» **About this exercise**: Produce a perfect copy of the listing, matching each line.

++++++++++

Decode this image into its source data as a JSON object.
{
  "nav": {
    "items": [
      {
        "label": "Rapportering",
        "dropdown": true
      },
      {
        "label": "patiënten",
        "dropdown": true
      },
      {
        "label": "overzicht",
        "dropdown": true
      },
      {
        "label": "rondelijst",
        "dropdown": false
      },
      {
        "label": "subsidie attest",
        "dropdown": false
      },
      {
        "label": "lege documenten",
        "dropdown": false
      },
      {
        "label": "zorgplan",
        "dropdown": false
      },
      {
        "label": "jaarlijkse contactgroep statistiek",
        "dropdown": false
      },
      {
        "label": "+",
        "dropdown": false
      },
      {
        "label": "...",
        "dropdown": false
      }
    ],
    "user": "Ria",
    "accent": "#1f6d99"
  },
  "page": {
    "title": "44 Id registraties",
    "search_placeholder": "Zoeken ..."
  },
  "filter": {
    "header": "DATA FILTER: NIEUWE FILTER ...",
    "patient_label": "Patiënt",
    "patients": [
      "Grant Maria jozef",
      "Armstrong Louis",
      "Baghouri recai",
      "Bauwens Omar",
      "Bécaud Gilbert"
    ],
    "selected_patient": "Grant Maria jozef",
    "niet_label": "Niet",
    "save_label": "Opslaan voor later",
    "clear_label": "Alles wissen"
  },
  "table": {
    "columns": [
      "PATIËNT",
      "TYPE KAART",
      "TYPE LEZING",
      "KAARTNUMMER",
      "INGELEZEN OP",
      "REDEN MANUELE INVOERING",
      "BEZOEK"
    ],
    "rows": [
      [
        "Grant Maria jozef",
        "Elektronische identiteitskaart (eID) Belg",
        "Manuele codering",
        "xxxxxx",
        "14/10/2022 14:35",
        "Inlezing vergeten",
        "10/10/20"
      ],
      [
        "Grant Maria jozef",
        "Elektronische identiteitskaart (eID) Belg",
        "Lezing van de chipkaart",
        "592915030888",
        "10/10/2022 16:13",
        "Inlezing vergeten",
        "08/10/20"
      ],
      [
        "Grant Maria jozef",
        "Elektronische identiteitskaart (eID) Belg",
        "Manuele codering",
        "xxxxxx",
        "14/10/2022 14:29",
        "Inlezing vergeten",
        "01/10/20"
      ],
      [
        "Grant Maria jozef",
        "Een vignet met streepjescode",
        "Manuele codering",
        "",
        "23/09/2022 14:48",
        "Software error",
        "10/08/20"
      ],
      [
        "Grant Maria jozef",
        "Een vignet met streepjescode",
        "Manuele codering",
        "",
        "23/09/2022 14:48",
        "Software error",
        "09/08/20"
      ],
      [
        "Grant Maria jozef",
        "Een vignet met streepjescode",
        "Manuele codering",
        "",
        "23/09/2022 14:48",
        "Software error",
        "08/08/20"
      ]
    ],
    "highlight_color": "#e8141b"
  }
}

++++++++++

» **Task response**:
Decode this image into its source data as a JSON object.
{
  "nav": {
    "items": [
      {
        "label": "Rapportering",
        "dropdown": true
      },
      {
        "label": "patiënten",
        "dropdown": true
      },
      {
        "label": "overzicht",
        "dropdown": true
      },
      {
        "label": "rondelijst",
        "dropdown": false
      },
      {
        "label": "subsidie attest",
        "dropdown": false
      },
      {
        "label": "lege documenten",
        "dropdown": false
      },
      {
        "label": "zorgplan",
        "dropdown": false
      },
      {
        "label": "jaarlijkse contactgroep statistiek",
        "dropdown": false
      },
      {
        "label": "+",
        "dropdown": false
      },
      {
        "label": "...",
        "dropdown": false
      }
    ],
    "user": "Ria",
    "accent": "#1f6d99"
  },
  "page": {
    "title": "44 Id registraties",
    "search_placeholder": "Zoeken ..."
  },
  "filter": {
    "header": "DATA FILTER: NIEUWE FILTER ...",
    "patient_label": "Patiënt",
    "patients": [
      "Grant Maria jozef",
      "Armstrong Louis",
      "Baghouri recai",
      "Bauwens Omar",
      "Bécaud Gilbert"
    ],
    "selected_patient": "Grant Maria jozef",
    "niet_label": "Niet",
    "save_label": "Opslaan voor later",
    "clear_label": "Alles wissen"
  },
  "table": {
    "columns": [
      "PATIËNT",
      "TYPE KAART",
      "TYPE LEZING",
      "KAARTNUMMER",
      "INGELEZEN OP",
      "REDEN MANUELE INVOERING",
      "BEZOEK"
    ],
    "rows": [
      [
        "Grant Maria jozef",
        "Elektronische identiteitskaart (eID) Belg",
        "Manuele codering",
        "xxxxxx",
        "14/10/2022 14:35",
        "Inlezing vergeten",
        "10/10/20"
      ],
      [
        "Grant Maria jozef",
        "Elektronische identiteitskaart (eID) Belg",
        "Lezing van de chipkaart",
        "592915030888",
        "10/10/2022 16:13",
        "Inlezing vergeten",
        "08/10/20"
      ],
      [
        "Grant Maria jozef",
        "Elektronische identiteitskaart (eID) Belg",
        "Manuele codering",
        "xxxxxx",
        "14/10/2022 14:29",
        "Inlezing vergeten",
        "01/10/20"
      ],
      [
        "Grant Maria jozef",
        "Een vignet met streepjescode",
        "Manuele codering",
        "",
        "23/09/2022 14:48",
        "Software error",
        "10/08/20"
      ],
      [
        "Grant Maria jozef",
        "Een vignet met streepjescode",
        "Manuele codering",
        "",
        "23/09/2022 14:48",
        "Software error",
        "09/08/20"
      ],
      [
        "Grant Maria jozef",
        "Een vignet met streepjescode",
        "Manuele codering",
        "",
        "23/09/2022 14:48",
        "Software error",
        "08/08/20"
      ]
    ],
    "highlight_color": "#e8141b"
  }
}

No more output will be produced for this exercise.